Events at Nikkei Place are something I mark on my calendar and look forward to, and the Fall Harvest Fair which took place on October 1st was no exception. Of course, the main reason I am so gung-ho about these fairs is because of the food. For the Fall Fair, I noticed that Nikkei offered more options than on previous occasions.
My sister wanted so badly to join me for the event, but she was only able to attend briefly in the morning. She was thrilled when she noticed the Burnaby newspaper listing the hours of the Fair from ten o’clock to three o’clock. Unfortunately when we arrived at Nikkei Place, we concluded that the newspaper made a misprint. It was about ten thirty when we arrived, we were able to inspect the grounds, taking note that the food vendors were still setting up. One of the tables had food which was packaged and ready for sale, but when we inquired, the girl manning the table advised us that she was not allowed to sell anything before eleven o’clock.
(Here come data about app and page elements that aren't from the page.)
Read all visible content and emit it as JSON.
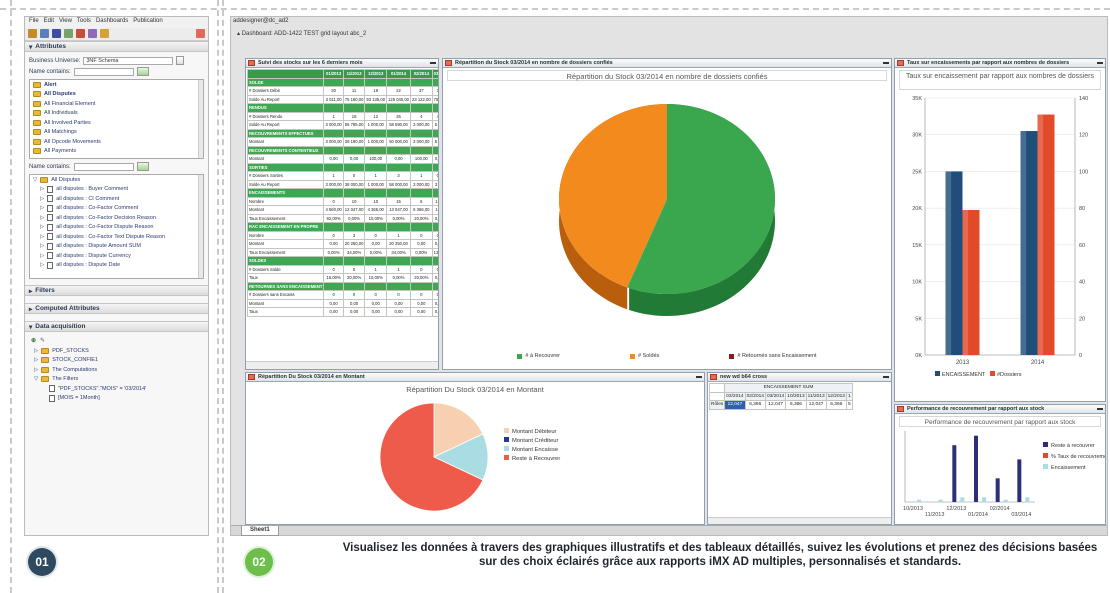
{
  "left_panel": {
    "menu": [
      "File",
      "Edit",
      "View",
      "Tools",
      "Dashboards",
      "Publication"
    ],
    "attributes_title": "Attributes",
    "business_universe_label": "Business Universe:",
    "business_universe_value": "3NF Schema",
    "name_contains_label": "Name contains:",
    "universe_items": [
      "Alert",
      "All Disputes",
      "All Financial Element",
      "All Individuals",
      "All Involved Parties",
      "All Matchings",
      "All Opcode Movements",
      "All Payments"
    ],
    "tree_root": "All Disputes",
    "tree_items": [
      "all disputes : Buyer Comment",
      "all disputes : CI Comment",
      "all disputes : Co-Factor Comment",
      "all disputes : Co-Factor Decision Reason",
      "all disputes : Co-Factor Dispute Reason",
      "all disputes : Co-Factor Text Dispute Reason",
      "all disputes : Dispute Amount SUM",
      "all disputes : Dispute Currency",
      "all disputes : Dispute Date"
    ],
    "filters_title": "Filters",
    "computed_title": "Computed Attributes",
    "data_acq_title": "Data acquisition",
    "acq_items": [
      "PDF_STOCKS",
      "STOCK_CONFIE1",
      "The Computations",
      "The Filters"
    ],
    "filter_conditions": [
      "\"PDF_STOCKS\".\"MOIS\" = '03/2014'",
      "[MOIS = 1Month]"
    ]
  },
  "dashboard": {
    "user": "addesigner@dc_ad2",
    "tab_label": "Dashboard: ADD-1422 TEST grid layout abc_2",
    "sheet_tab": "Sheet1",
    "windows": {
      "table": "Suivi des stocks sur les 6 derniers mois",
      "pie3d": "Répartition du Stock 03/2014 en nombre de dossiers confiés",
      "bars": "Taux sur encaissements par rapport aux nombres de dossiers",
      "pie2": "Répartition Du Stock 03/2014 en Montant",
      "cross": "new wd b64 cross",
      "perf": "Performance de recouvrement par rapport aux stock"
    }
  },
  "stock_table": {
    "headers": [
      "",
      "01/2013",
      "11/2013",
      "12/2013",
      "01/2014",
      "02/2014",
      "03/2"
    ],
    "rows": [
      {
        "group": true,
        "label": "SOLDE"
      },
      {
        "label": "# Dossiers Débit",
        "cells": [
          "30",
          "11",
          "19",
          "22",
          "37",
          "3"
        ]
      },
      {
        "label": "Solde Au Report",
        "cells": [
          "3 011,00",
          "75 180,00",
          "93 135,00",
          "125 040,00",
          "23 122,00",
          "75 0"
        ]
      },
      {
        "group": true,
        "label": "RENDUS"
      },
      {
        "label": "# Dossiers Rendu",
        "cells": [
          "1",
          "15",
          "12",
          "25",
          "4",
          "4"
        ]
      },
      {
        "label": "Solde Au Report",
        "cells": [
          "3 000,00",
          "56 785,00",
          "1 000,00",
          "58 590,00",
          "3 000,00",
          "5 0"
        ]
      },
      {
        "group": true,
        "label": "RECOUVREMENTS EFFECTUES"
      },
      {
        "label": "Montant",
        "cells": [
          "3 000,00",
          "39 190,00",
          "1 000,00",
          "50 000,00",
          "3 000,00",
          "5 0"
        ]
      },
      {
        "group": true,
        "label": "RECOUVREMENTS CONTENTIEUX"
      },
      {
        "label": "Montant",
        "cells": [
          "0,00",
          "0,00",
          "100,00",
          "0,00",
          "100,00",
          "0,0"
        ]
      },
      {
        "group": true,
        "label": "SORTIES"
      },
      {
        "label": "# Dossiers Sorties",
        "cells": [
          "1",
          "0",
          "1",
          "3",
          "1",
          "0"
        ]
      },
      {
        "label": "Solde Au Report",
        "cells": [
          "3 000,00",
          "38 000,00",
          "1 000,00",
          "58 000,00",
          "3 000,00",
          "3 0"
        ]
      },
      {
        "group": true,
        "label": "ENCAISSEMENTS"
      },
      {
        "label": "Nombre",
        "cells": [
          "0",
          "10",
          "10",
          "15",
          "6",
          "12"
        ]
      },
      {
        "label": "Montant",
        "cells": [
          "4 560,00",
          "12 047,00",
          "4 366,00",
          "13 047,00",
          "6 366,00",
          "12"
        ]
      },
      {
        "label": "Taux Encaissement",
        "cells": [
          "92,00%",
          "0,00%",
          "10,00%",
          "0,00%",
          "20,00%",
          "0,0"
        ]
      },
      {
        "group": true,
        "label": "RAC ENCAISSEMENT EN PROPRE"
      },
      {
        "label": "Nombre",
        "cells": [
          "0",
          "3",
          "0",
          "1",
          "0",
          "0"
        ]
      },
      {
        "label": "Montant",
        "cells": [
          "0,00",
          "20 250,00",
          "0,00",
          "20 250,00",
          "0,00",
          "0,0"
        ]
      },
      {
        "label": "Taux Encaissement",
        "cells": [
          "0,00%",
          "34,00%",
          "0,00%",
          "34,00%",
          "0,00%",
          "13,0"
        ]
      },
      {
        "group": true,
        "label": "SOLDES"
      },
      {
        "label": "# Dossiers Solde",
        "cells": [
          "0",
          "0",
          "1",
          "1",
          "0",
          "0"
        ]
      },
      {
        "label": "Taux",
        "cells": [
          "15,00%",
          "20,00%",
          "10,00%",
          "0,00%",
          "20,00%",
          "0,0"
        ]
      },
      {
        "group": true,
        "label": "RETOURNES SANS ENCAISSEMENT"
      },
      {
        "label": "# Dossiers sans Encaiss",
        "cells": [
          "0",
          "0",
          "0",
          "0",
          "0",
          "0"
        ]
      },
      {
        "label": "Montant",
        "cells": [
          "0,00",
          "0,00",
          "0,00",
          "0,00",
          "0,00",
          "0,0"
        ]
      },
      {
        "label": "Taux",
        "cells": [
          "0,00",
          "0,00",
          "0,00",
          "0,00",
          "0,00",
          "0,0"
        ]
      }
    ]
  },
  "chart_data": [
    {
      "type": "pie",
      "title": "Répartition du Stock 03/2014 en nombre de dossiers confiés",
      "labels": [
        "# à Recouvrer",
        "# Soldés",
        "# Retournés sans Encaissement"
      ],
      "values": [
        56,
        44,
        0
      ],
      "colors": [
        "#3aa64e",
        "#f28a1e",
        "#8b1a1a"
      ],
      "legend": "bottom"
    },
    {
      "type": "bar",
      "title": "Taux sur encaissement par rapport aux nombres de dossiers",
      "categories": [
        "2013",
        "2014"
      ],
      "series": [
        {
          "name": "ENCAISSEMENT",
          "axis": "left",
          "values": [
            25000,
            30500
          ],
          "color": "#1f4e7a"
        },
        {
          "name": "#Dossiers",
          "axis": "right",
          "values": [
            79,
            131
          ],
          "color": "#e24a2a"
        }
      ],
      "y_left_ticks": [
        "0K",
        "5K",
        "10K",
        "15K",
        "20K",
        "25K",
        "30K",
        "35K"
      ],
      "y_right_ticks": [
        "0",
        "20",
        "40",
        "60",
        "80",
        "100",
        "120",
        "140"
      ],
      "ylim_left": [
        0,
        35000
      ],
      "ylim_right": [
        0,
        140
      ],
      "legend": "bottom"
    },
    {
      "type": "pie",
      "title": "Répartition Du Stock 03/2014 en Montant",
      "labels": [
        "Montant Débiteur",
        "Montant Créditeur",
        "Montant Encaisse",
        "Reste à Recouvrer"
      ],
      "values": [
        18,
        0,
        14,
        68
      ],
      "colors": [
        "#f6d0b0",
        "#1f3a8a",
        "#a9dce3",
        "#ef5b4a"
      ],
      "legend": "right"
    },
    {
      "type": "bar",
      "title": "Performance de recouvrement par rapport aux stock",
      "categories": [
        "10/2013",
        "11/2013",
        "12/2013",
        "01/2014",
        "02/2014",
        "03/2014"
      ],
      "series": [
        {
          "name": "Reste à recouvrer",
          "values": [
            0,
            0,
            12,
            14,
            5,
            9
          ],
          "color": "#2b2f7a"
        },
        {
          "name": "% Taux de recouvrement",
          "values": [
            0,
            0,
            0,
            0,
            0,
            0
          ],
          "color": "#e24a2a"
        },
        {
          "name": "Encaissement",
          "values": [
            0.5,
            0.5,
            1,
            1,
            0.5,
            1
          ],
          "color": "#a9dce3"
        }
      ],
      "legend": "right"
    }
  ],
  "cross_table": {
    "header": "ENCAISSEMENT SUM",
    "columns": [
      "03/2014",
      "02/2014",
      "03/2014",
      "10/2013",
      "11/2013",
      "12/2013",
      "1"
    ],
    "row_label": "Rôles",
    "values": [
      "12,047",
      "6,366",
      "12,047",
      "6,366",
      "12,047",
      "6,366",
      "5"
    ]
  },
  "footer": {
    "step1": "01",
    "step2": "02",
    "caption": "Visualisez les données à travers des graphiques illustratifs et des tableaux détaillés, suivez les évolutions et prenez des décisions basées sur des choix éclairés grâce aux rapports iMX AD multiples, personnalisés et standards.",
    "colors": {
      "step1": "#2f4a5f",
      "step2": "#6bbf4a"
    }
  }
}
We wandered into the small, on-site grocery store, Suzuya, where we were joined by our friend. My sister had to leave shortly after, before the Fair officially opened. Once again she missed out on another food studded event at Nikkei.
Before the Fair opened a line already began to form for the fresh vegetable sale. Many people were walking out of the make shift market with bags stuffed with daikon, radishes, carrots, and squash. I didn’t have much interest for buying vegetables that day, but the sale definitely drew a crowd.
Among the many items for sale that day was sushi, takoyaki, and yakisoba. I had to be selective about what I ate, because my friend and I obviously would not have been able try everything. One of the items I chose was the pan fried gyoza, which wasn’t homemade, but still enjoyable. I’ve purchased that particular brand of gyoza at T&T before, so I knew they were good. The cabbage in the gyoza gave the dumplings a sweet aromatic element which made them taste authentically Japanese.
Onigiri was one of the items I didn’t get a chance to try at the previous Nikkei event I attended. This time I was there early enough to get a hold of one. The two triangular shaped rice balls bordered with a strip of nori came packaged in a clear plastic container. One of them was tinged purple from the umeboshi which was used to flavour the rice ball. The other rice ball was garnished with a few sesame seeds and shredded nori. Onigiri aren’t usually heavily flavoured, so we had to dip them in a bit of soy sauce. The plain one tasted like… well, rice. But that one was pretty obvious, so it didn’t surprise me. The purple one was speckled with flakes of umeboshi plum and had a hint of shiso.
I also purchased a jar of homemade daikon radish pickles for my sister. I haven’t tried any yet, and I am not sure how I would feel about it. I enjoy most Japanese pickles, but I never liked the pickles they put in sushi. Perhaps I would like daikon radish pickles on their own, rather than in a roll.
After eating, we walked about the grounds, taking in the sights, sounds, and smells. I am always curious about what goes on behind the scenes in the kitchens at Nikkei. The volunteers always do a great job of preparing for the event, and making sure the food tastes great. I noticed on the calendar of events that they will be hosting a Mochitsuki just before the New Year. I hope I will be able to attend that day, because I am really looking forward to trying fresh hand pounded mochi.